• [Required action] Nothing but the records beneath, reproduced exactly, should appear in the answer.

• [Extracted records]

^^^^^^^^

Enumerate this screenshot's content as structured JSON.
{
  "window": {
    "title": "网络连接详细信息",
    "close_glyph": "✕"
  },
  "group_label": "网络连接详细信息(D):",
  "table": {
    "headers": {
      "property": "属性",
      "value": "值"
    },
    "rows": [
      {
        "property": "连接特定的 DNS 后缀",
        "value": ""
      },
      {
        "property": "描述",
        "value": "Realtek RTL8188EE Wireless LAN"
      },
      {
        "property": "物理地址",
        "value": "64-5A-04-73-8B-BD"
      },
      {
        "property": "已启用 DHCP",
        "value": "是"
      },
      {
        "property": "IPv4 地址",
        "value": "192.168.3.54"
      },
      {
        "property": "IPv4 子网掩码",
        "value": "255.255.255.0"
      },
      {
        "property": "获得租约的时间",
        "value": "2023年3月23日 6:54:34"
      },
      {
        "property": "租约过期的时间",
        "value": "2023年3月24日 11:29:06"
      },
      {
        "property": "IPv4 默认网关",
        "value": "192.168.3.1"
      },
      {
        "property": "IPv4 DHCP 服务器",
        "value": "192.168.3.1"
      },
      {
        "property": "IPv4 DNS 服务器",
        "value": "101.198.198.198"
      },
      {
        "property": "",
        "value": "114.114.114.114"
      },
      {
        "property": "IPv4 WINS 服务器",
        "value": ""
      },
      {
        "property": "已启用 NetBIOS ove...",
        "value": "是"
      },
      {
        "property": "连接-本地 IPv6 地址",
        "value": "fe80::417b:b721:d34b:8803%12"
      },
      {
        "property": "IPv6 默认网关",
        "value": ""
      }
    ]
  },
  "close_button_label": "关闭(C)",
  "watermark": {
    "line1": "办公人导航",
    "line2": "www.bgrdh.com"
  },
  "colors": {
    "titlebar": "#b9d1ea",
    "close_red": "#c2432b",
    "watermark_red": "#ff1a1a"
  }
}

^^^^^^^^

• [Response box]
Enumerate this screenshot's content as structured JSON.
{
  "window": {
    "title": "网络连接详细信息",
    "close_glyph": "✕"
  },
  "group_label": "网络连接详细信息(D):",
  "table": {
    "headers": {
      "property": "属性",
      "value": "值"
    },
    "rows": [
      {
        "property": "连接特定的 DNS 后缀",
        "value": ""
      },
      {
        "property": "描述",
        "value": "Realtek RTL8188EE Wireless LAN"
      },
      {
        "property": "物理地址",
        "value": "64-5A-04-73-8B-BD"
      },
      {
        "property": "已启用 DHCP",
        "value": "是"
      },
      {
        "property": "IPv4 地址",
        "value": "192.168.3.54"
      },
      {
        "property": "IPv4 子网掩码",
        "value": "255.255.255.0"
      },
      {
        "property": "获得租约的时间",
        "value": "2023年3月23日 6:54:34"
      },
      {
        "property": "租约过期的时间",
        "value": "2023年3月24日 11:29:06"
      },
      {
        "property": "IPv4 默认网关",
        "value": "192.168.3.1"
      },
      {
        "property": "IPv4 DHCP 服务器",
        "value": "192.168.3.1"
      },
      {
        "property": "IPv4 DNS 服务器",
        "value": "101.198.198.198"
      },
      {
        "property": "",
        "value": "114.114.114.114"
      },
      {
        "property": "IPv4 WINS 服务器",
        "value": ""
      },
      {
        "property": "已启用 NetBIOS ove...",
        "value": "是"
      },
      {
        "property": "连接-本地 IPv6 地址",
        "value": "fe80::417b:b721:d34b:8803%12"
      },
      {
        "property": "IPv6 默认网关",
        "value": ""
      }
    ]
  },
  "close_button_label": "关闭(C)",
  "watermark": {
    "line1": "办公人导航",
    "line2": "www.bgrdh.com"
  },
  "colors": {
    "titlebar": "#b9d1ea",
    "close_red": "#c2432b",
    "watermark_red": "#ff1a1a"
  }
}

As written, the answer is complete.